What results is not only a weak sentence, but an ignorant one:

There’s multiple ways to write any sentence.

(Microsoft Word just threw down the blue-double-underscore flag on that example. When Word notices your grammar is foul, you’ve hit rock-bottom.)

If you didn’t use the contraction, would you say, “There is multiple ways to write any sentence?” I certainly hope not.

If the plural ways don’t tip you off, then multiple should get your attention.

The plural subject takes the plural there are. And if you ever dare try to contract that to there’re, I’ll be forced to hunt you down and it won’t be pretty.

Now going back to my first point, to fix this, you could write:

You can write any sentence in multiple ways.

Advice: After you write something, do a Find on There and see how many of them you can eliminate.

Since When is “Into” ALWAYS One Word?

After seeing into all my life and thinking nothing of it, over just the past few months, it has caused me an existential crisis.

My only personal run-in was with some high school short story I wrote where a character walked “into the door” somewhere. My English teacher said it meant the character had actual impact with the door.

Yikes! Lesson learned.

(On the other hand, if I’d written that he walked “through the door,” this teacher, who seemed to take everything literally, would have claimed the character reduced the door to splinters.)

Now it seems everybody uses into as one word EVERY TIME.

I consulted Grammar Girl™ Mignon Fogarty’s Quick and Dirty Tips™, and found some comfort and clarification.
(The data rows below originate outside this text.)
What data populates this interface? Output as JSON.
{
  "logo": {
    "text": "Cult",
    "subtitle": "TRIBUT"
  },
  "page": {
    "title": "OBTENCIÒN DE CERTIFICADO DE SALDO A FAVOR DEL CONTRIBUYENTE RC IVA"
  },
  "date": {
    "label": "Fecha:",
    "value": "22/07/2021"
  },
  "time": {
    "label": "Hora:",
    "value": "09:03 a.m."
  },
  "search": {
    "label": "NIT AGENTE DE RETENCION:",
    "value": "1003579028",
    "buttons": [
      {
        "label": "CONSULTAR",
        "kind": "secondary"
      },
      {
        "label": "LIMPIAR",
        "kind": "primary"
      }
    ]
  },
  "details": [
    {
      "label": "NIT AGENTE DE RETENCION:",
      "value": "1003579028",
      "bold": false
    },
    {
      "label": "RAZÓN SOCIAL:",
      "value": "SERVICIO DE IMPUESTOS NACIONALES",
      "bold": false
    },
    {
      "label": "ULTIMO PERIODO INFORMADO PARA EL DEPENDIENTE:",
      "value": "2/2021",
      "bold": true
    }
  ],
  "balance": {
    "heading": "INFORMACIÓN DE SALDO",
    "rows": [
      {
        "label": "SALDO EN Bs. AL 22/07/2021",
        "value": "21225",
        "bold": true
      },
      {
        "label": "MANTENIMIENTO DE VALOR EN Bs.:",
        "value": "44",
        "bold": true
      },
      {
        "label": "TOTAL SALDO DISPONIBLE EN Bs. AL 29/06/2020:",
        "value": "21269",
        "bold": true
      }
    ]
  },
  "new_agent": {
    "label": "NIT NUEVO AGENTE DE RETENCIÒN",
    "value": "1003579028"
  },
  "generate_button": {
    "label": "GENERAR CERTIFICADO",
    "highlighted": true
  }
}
She explained that into is a preposition generally relating to direction. (He walked into the room.)

I’ll add that it also relates to transformation. (She turned into a witch for Halloween.)
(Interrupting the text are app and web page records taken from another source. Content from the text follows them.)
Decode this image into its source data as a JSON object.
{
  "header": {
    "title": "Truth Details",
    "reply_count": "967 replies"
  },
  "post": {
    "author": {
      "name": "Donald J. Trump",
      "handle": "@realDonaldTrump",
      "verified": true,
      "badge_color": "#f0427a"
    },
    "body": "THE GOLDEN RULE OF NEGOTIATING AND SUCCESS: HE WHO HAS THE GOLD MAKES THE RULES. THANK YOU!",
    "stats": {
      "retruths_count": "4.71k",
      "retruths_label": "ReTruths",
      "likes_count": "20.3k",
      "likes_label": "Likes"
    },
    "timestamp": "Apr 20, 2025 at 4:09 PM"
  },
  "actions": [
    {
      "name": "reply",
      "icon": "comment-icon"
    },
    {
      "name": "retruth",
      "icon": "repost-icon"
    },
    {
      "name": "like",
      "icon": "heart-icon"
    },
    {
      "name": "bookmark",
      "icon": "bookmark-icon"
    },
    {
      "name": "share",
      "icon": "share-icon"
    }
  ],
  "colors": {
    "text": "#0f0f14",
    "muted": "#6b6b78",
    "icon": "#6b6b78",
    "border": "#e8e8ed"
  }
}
And I’ll add that it may be one word if you mean “to go inside” or “within.” (He jumped into his jeep.)

One more addition: It’s one word if you mean “intense interest.” (He’s really into playing with model trains.)

I’ve seen the following example written as one word, but I would say it should be two, like this:
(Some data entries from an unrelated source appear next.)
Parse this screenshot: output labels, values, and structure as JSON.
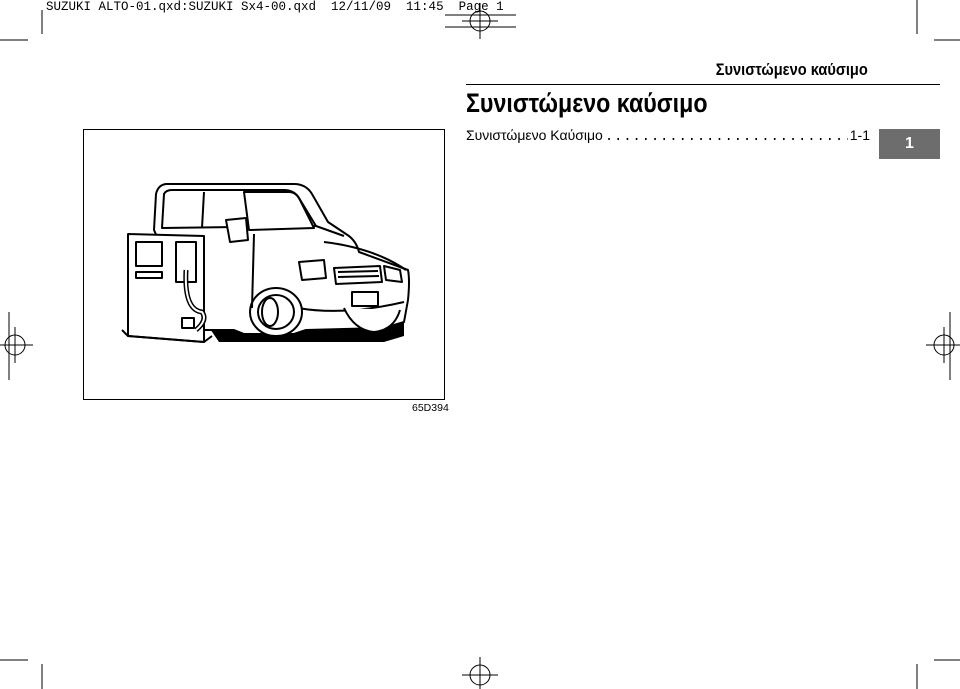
{
  "slug_line": "SUZUKI ALTO-01.qxd:SUZUKI Sx4-00.qxd  12/11/09  11:45  Page 1",
  "header": {
    "title": "Συνιστώμενο καύσιμο"
  },
  "section": {
    "title": "Συνιστώμενο καύσιμο"
  },
  "toc": {
    "label": "Συνιστώμενο Καύσιμο",
    "leader": "................................................",
    "page_ref": "1-1"
  },
  "chapter_tab": {
    "number": "1"
  },
  "figure": {
    "code": "65D394",
    "icons": [
      "car-icon",
      "fuel-pump-icon"
    ]
  },
  "colors": {
    "tab_bg": "#6d6d6d",
    "ink": "#000000",
    "paper": "#ffffff"
  }
}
I’m going to move in to a new house.

That’s because we call it “move-in day,” not “move-into day.” And because the sentence is intended to convey the act of moving rather than that the writer is going inside a new house.

Here’s an example as written that made my eyelid twitch because I think it’s wrong:

I can’t come into work on weekends.

The author meant that he couldn’t go there to do any work, not that he was physically unable get inside the office.

In my book, these next examples are also two words, even though you could make a weak argument that some direction is implied.

The maid came in to tidy up.

I think I’ll turn in to bed for the night.

The suspect turned himself in to police.

Bottom line: In my own writing, I find myself trying to avoid using into altogether. It’s not easy. There has to be a better way.

Does Reese’s Want to be the Official Candy of the Vatican?

This is what you get when copywriters who don’t have a firm grip on spelling and phonetics write your ads:


When I first saw this Reese’s® Minis print ad several months ago, I did a double-take at “popable,” which pinged in my mind’s ear as “pope-able.”

Using this spelling, the past tense would be “poped.” Have you ever seen popcorn poped? Or a balloon poped?

Soon after, I came across another ad with similar wording, for Starburst® candy.


I don’t think the double “p” detracted from the message. Do you?

Then the other night, Reese’s took it to the next level with a TV commercial:

[2015 Update: There was a YouTube video here, but it no longer exists. The ad also used “popable.” I’m thinking Reese’s repented over their misspelling ways.]

Now I wonder if they’re hoping Pope Francis will notice and perhaps cut an endorsement deal.

Words get made up in advertising all the time. But they work only when they’re clever and not spelled so that literate potential customers will be inclined to mispronounce them and miss the point.

Maybe Reese’s thinks dropping letters appeals to the texting set, who don’t put a high premium on spelling. They’ve obviously spent a fortune spreading this error far and wide. And people wonder why Johnny can’t spell.

Call me old-fashioned, but I think Reese’s would have done better to stick with their previous description for Minis, which was “perfectly tiny.”

Now they just look perfectly ignorant.